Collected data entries
····················

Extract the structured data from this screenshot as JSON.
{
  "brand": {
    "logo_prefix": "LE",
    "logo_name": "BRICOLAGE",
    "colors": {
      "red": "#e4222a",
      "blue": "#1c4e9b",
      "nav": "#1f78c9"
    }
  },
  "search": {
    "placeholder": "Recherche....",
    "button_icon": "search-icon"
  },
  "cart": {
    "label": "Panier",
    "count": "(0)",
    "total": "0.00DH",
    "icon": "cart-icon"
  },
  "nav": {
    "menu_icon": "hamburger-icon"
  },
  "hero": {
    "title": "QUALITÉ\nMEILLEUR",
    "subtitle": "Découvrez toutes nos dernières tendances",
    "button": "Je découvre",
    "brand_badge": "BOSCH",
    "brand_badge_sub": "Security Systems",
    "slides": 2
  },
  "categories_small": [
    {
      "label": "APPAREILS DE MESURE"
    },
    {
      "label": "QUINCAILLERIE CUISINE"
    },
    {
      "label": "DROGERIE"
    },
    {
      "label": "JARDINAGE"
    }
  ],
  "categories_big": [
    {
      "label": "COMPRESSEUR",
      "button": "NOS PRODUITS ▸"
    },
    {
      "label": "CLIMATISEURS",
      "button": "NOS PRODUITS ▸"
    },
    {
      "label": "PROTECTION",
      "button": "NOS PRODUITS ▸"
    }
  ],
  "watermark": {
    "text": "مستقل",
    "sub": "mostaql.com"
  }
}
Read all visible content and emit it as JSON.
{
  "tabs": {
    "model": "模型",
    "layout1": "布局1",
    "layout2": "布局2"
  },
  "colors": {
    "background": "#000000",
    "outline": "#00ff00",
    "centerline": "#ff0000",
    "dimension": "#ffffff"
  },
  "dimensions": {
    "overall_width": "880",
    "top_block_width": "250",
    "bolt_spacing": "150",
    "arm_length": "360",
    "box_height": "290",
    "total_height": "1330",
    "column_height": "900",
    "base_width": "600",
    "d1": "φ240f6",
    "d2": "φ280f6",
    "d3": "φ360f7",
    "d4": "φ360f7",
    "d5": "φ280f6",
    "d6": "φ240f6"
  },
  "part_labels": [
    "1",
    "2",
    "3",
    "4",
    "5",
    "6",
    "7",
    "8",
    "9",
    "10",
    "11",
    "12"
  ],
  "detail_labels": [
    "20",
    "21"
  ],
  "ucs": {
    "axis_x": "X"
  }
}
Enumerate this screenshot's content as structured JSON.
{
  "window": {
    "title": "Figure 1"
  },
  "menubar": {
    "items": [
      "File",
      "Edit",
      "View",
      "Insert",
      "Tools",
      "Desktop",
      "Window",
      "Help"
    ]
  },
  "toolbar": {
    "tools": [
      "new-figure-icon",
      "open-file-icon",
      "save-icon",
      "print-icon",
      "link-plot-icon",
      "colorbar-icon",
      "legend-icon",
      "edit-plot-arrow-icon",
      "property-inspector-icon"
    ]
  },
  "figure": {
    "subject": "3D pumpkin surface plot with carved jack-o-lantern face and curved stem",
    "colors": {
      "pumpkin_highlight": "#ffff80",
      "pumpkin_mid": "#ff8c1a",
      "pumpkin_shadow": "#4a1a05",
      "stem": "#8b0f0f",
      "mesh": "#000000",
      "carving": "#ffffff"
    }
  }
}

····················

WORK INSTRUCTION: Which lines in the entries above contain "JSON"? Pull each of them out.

RESULT BELOW:
Extract the structured data from this screenshot as JSON.
Read all visible content and emit it as JSON.
Enumerate this screenshot's content as structured JSON.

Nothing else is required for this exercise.